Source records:
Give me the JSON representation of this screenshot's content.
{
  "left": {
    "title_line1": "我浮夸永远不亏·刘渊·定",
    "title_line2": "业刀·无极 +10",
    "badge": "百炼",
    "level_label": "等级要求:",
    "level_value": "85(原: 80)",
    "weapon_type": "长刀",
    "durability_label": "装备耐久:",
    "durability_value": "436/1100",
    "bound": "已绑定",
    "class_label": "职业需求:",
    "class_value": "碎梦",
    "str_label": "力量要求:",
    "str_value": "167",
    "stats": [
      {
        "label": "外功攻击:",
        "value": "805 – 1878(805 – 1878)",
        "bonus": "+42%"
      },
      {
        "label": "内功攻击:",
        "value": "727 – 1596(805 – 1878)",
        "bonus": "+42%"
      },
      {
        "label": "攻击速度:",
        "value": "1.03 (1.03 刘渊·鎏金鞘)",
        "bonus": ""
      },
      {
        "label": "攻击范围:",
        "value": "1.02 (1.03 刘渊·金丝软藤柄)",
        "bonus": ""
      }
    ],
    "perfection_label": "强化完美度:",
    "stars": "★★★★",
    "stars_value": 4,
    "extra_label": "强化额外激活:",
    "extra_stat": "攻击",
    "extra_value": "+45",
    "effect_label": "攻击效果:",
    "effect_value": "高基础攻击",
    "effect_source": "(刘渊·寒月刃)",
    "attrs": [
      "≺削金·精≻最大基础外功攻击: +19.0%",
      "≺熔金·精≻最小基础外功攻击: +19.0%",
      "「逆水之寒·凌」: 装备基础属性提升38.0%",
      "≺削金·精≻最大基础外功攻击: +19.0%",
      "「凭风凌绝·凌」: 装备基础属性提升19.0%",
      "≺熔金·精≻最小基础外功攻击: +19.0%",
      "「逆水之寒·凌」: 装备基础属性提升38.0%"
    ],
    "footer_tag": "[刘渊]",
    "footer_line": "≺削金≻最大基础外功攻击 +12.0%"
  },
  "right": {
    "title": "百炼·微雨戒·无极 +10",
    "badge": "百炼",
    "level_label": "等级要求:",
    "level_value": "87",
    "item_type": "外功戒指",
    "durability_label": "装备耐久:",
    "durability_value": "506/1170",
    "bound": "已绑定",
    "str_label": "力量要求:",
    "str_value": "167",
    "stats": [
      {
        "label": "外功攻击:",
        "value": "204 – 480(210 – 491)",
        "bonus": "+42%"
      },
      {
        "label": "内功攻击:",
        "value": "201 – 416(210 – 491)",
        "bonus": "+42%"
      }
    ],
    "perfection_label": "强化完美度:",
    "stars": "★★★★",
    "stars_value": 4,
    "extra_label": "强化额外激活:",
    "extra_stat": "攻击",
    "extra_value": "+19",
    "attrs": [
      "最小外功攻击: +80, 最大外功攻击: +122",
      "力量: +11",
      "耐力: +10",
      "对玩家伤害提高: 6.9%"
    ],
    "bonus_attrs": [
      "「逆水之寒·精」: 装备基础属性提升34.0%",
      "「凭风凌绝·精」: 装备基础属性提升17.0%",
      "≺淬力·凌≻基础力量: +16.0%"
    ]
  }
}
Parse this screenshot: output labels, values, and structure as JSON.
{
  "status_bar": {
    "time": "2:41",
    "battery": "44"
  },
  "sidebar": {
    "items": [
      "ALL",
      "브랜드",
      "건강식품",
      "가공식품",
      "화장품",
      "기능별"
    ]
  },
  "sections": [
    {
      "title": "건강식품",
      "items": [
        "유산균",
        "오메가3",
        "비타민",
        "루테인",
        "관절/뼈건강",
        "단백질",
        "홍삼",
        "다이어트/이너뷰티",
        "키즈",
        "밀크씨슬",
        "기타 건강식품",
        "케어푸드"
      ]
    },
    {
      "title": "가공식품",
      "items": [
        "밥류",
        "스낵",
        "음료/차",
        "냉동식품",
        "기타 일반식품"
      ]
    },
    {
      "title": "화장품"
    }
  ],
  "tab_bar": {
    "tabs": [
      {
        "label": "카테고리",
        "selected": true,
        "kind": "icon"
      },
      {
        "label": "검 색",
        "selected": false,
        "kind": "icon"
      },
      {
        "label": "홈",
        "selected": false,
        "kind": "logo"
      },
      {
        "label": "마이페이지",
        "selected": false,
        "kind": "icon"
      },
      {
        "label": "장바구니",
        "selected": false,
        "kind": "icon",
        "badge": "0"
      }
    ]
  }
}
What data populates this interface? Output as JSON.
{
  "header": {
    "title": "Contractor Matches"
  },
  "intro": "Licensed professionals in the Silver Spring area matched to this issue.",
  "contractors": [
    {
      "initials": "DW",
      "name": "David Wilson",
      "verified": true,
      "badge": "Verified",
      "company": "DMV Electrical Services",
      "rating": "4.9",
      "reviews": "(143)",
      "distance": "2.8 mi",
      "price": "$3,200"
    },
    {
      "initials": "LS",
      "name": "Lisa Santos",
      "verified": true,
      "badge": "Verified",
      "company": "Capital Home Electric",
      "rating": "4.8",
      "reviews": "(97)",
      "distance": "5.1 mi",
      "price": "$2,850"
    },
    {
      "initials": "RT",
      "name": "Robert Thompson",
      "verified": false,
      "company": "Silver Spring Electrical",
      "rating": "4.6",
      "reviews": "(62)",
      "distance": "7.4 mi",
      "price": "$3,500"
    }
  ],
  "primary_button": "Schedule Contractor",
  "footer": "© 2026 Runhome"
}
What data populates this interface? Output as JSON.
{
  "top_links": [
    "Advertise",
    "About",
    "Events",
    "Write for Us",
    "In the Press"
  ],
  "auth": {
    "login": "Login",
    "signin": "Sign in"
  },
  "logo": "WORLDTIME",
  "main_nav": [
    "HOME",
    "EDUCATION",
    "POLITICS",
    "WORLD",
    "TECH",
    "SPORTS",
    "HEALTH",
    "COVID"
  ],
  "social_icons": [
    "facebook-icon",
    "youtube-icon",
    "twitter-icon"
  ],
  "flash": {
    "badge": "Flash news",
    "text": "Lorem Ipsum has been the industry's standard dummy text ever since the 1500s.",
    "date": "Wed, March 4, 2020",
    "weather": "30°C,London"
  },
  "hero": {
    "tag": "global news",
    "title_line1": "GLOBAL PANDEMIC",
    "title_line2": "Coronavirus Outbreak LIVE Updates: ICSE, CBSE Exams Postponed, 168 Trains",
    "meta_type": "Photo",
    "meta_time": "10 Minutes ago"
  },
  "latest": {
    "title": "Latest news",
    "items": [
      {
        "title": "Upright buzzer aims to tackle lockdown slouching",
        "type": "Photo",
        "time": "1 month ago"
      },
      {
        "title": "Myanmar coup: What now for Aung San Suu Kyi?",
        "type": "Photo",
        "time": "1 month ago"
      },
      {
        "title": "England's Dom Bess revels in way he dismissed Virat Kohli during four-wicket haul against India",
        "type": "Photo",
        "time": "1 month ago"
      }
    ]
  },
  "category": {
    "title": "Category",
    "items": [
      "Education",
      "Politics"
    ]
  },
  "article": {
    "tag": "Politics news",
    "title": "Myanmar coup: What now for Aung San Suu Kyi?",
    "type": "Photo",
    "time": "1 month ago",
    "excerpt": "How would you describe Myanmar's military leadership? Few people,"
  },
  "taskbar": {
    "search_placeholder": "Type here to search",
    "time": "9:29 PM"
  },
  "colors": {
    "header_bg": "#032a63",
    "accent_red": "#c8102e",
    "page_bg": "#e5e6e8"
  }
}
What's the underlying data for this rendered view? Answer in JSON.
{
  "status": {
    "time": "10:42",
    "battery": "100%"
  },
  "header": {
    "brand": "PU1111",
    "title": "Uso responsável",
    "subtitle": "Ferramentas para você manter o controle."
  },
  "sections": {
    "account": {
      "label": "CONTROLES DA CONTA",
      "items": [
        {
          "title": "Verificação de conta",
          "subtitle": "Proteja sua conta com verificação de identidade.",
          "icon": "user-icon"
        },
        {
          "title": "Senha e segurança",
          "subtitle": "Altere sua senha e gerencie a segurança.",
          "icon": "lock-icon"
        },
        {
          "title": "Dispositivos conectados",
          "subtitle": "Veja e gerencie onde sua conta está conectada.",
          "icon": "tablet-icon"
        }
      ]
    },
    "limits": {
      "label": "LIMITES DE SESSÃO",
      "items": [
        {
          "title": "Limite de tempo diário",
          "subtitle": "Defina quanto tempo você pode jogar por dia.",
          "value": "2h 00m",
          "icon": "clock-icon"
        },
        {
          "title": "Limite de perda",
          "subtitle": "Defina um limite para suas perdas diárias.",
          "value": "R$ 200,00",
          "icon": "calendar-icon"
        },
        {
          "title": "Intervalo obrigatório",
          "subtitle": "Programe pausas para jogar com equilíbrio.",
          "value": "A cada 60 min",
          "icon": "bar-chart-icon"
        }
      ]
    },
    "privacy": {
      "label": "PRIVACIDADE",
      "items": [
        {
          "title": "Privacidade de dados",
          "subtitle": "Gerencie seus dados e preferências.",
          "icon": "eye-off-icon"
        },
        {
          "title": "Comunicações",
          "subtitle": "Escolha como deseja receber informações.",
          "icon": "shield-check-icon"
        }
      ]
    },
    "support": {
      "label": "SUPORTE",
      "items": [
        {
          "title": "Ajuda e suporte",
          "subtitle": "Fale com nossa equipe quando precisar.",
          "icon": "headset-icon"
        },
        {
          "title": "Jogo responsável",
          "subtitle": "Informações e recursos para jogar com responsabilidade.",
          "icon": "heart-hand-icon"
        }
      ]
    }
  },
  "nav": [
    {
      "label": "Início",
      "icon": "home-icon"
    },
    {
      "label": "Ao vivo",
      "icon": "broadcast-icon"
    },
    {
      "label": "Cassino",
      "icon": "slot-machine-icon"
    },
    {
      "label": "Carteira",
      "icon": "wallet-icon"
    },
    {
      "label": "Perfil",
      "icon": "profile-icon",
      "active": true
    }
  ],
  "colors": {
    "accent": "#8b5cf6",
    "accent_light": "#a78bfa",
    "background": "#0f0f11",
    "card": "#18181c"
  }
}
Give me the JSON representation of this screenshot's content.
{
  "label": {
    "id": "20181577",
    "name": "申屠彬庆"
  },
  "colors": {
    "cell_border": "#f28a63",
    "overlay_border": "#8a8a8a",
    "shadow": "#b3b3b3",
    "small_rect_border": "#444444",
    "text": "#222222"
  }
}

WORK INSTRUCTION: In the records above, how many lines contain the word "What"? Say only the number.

ANSWER FOR THIS EXERCISE: 5